In addition, while he does cover mindset, a key missing component is 'Heart'. Most likely because it is an intangible, immeasurable component in speaking and competing, which one can't distill into a statistic. One cannot watch LaShunda Rundles speech without seeing her whole essence brought to the stage.
Most importantly of all, Lady Luck truly plays a part as well. Just as a football game is occasionally won or lost based on the odd bounce of the pigskin, a speech contest can be won or lost based on a microphone malfunction, the fact that two other people in your bracket spoke on the same subject, or a better speaker got lost getting to the contest that day.
The real promise in this book, the one it fulfills, is telling you how others have won the contest, how some have come close, how some have fallen short. It offers signposts to greater success and warnings against certain failure. It offers 'best practices' and is, at least for this serial contestant (seven time semifinalist, two time finalist), a fascinating read, whetting my appetite for the competition in 2014.
In the end, I enjoyed the book. If you're a Toastmaster, and particularly a contestant, spend the three bucks and give it read. The author has done a tremendous amount of work in compiling his data, interviewing the participants and many past champions.
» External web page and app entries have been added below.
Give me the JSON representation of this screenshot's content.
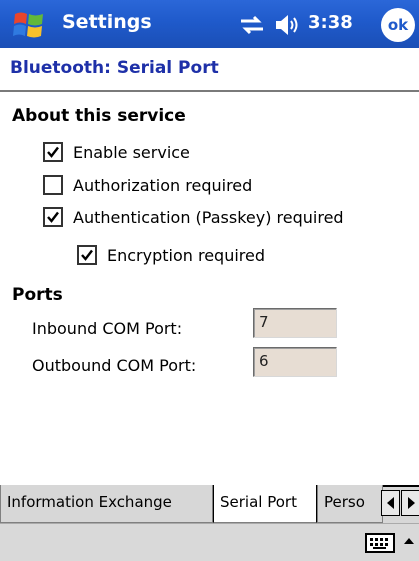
{
  "titlebar": {
    "title": "Settings",
    "time": "3:38",
    "ok_label": "ok"
  },
  "header": {
    "title": "Bluetooth: Serial Port"
  },
  "about": {
    "heading": "About this service",
    "options": [
      {
        "label": "Enable service",
        "checked": true
      },
      {
        "label": "Authorization required",
        "checked": false
      },
      {
        "label": "Authentication (Passkey) required",
        "checked": true
      },
      {
        "label": "Encryption required",
        "checked": true
      }
    ]
  },
  "ports": {
    "heading": "Ports",
    "inbound_label": "Inbound COM Port:",
    "inbound_value": "7",
    "outbound_label": "Outbound COM Port:",
    "outbound_value": "6"
  },
  "tabs": [
    {
      "label": "Information Exchange"
    },
    {
      "label": "Serial Port"
    },
    {
      "label": "Perso"
    }
  ],
  "colors": {
    "titlebar": "#1f5acb",
    "header_text": "#1e30a8",
    "port_field": "#e7ddd3"
  }
}
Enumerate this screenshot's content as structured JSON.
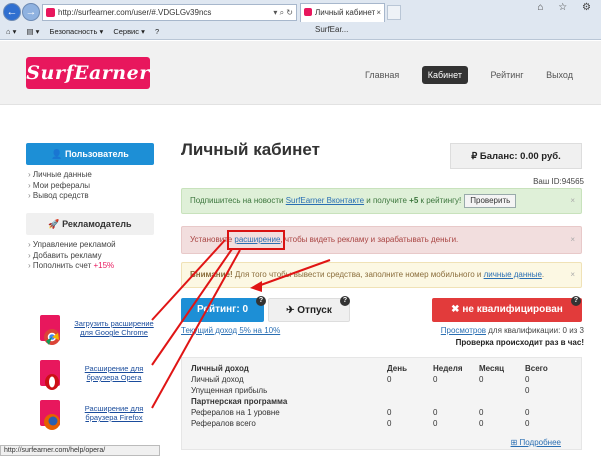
{
  "browser": {
    "url": "http://surfearner.com/user/#.VDGLGv39ncs",
    "tab_title": "Личный кабинет - SurfEar...",
    "tab_close": "×",
    "back_icon": "back-arrow-icon",
    "forward_icon": "forward-arrow-icon",
    "cmd": {
      "security": "Безопасность ▾",
      "service": "Сервис ▾",
      "help": "?"
    },
    "status_url": "http://surfearner.com/help/opera/"
  },
  "site": {
    "logo": "SurfEarner",
    "brand_color": "#e8175d",
    "nav": [
      "Главная",
      "Кабинет",
      "Рейтинг",
      "Выход"
    ]
  },
  "sidebar": {
    "user_button": "Пользователь",
    "user_items": [
      "Личные данные",
      "Мои рефералы",
      "Вывод средств"
    ],
    "advertiser_button": "Рекламодатель",
    "advertiser_items": [
      "Управление рекламой",
      "Добавить рекламу"
    ],
    "topup_label": "Пополнить счет",
    "topup_bonus": "+15%",
    "extensions": [
      {
        "label": "Загрузить расширение для Google Chrome",
        "icon": "chrome-extension-icon"
      },
      {
        "label": "Расширение для браузера Opera",
        "icon": "opera-extension-icon"
      },
      {
        "label": "Расширение для браузера Firefox",
        "icon": "firefox-extension-icon"
      }
    ]
  },
  "main": {
    "title": "Личный кабинет",
    "balance_label": "Баланс:",
    "balance_value": "0.00 руб.",
    "user_id": "Ваш ID:94565",
    "alert_vk": {
      "before": "Подпишитесь на новости ",
      "link": "SurfEarner Вконтакте",
      "middle": " и получите ",
      "bonus": "+5",
      "after": " к рейтингу!",
      "button": "Проверить"
    },
    "alert_install": {
      "before": "Установите ",
      "link": "расширение",
      "after": ", чтобы видеть рекламу и зарабатывать деньги."
    },
    "alert_attention": {
      "strong": "Внимание!",
      "text": " Для того чтобы вывести средства, заполните номер мобильного и ",
      "link": "личные данные",
      "end": "."
    },
    "rating_label": "Рейтинг: 0",
    "vacation_label": "Отпуск",
    "qualify_label": "не квалифицирован",
    "hourly_income": "Текущий доход 5% на 10%",
    "views_link": "Просмотров",
    "views_text": " для квалификации: 0 из 3",
    "daily_check": "Проверка происходит раз в час!",
    "income_table": {
      "headers": [
        "Личный доход",
        "День",
        "Неделя",
        "Месяц",
        "Всего"
      ],
      "rows": [
        {
          "label": "Личный доход",
          "vals": [
            "0",
            "0",
            "0",
            "0"
          ],
          "bold": false
        },
        {
          "label": "Упущенная прибыль",
          "vals": [
            "",
            "",
            "",
            "0"
          ],
          "bold": false
        },
        {
          "label": "Партнерская программа",
          "vals": [
            "",
            "",
            "",
            ""
          ],
          "bold": true
        },
        {
          "label": "Рефералов на 1 уровне",
          "vals": [
            "0",
            "0",
            "0",
            "0"
          ],
          "bold": false
        },
        {
          "label": "Рефералов всего",
          "vals": [
            "0",
            "0",
            "0",
            "0"
          ],
          "bold": false
        }
      ],
      "more": "Подробнее"
    }
  }
}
It is the most complete analysis of championship speeches I have seen to date. If you're not a Toastmaster, you might get lost in some of the idiosyncrasies of the contest, but can still glean some great tips about speaking in general.
They say never judge a book by it's cover. I judged it quickly by it's title, and by assuming the worst motives from it's author. That was a mistake on my part. Regardless of what I think of the title, or the email marketing approach, the content of the book, the creation of content from the author, earns it a high rating - 4 out 5 stars.
Pick it up. Jeremy writes...& delivers.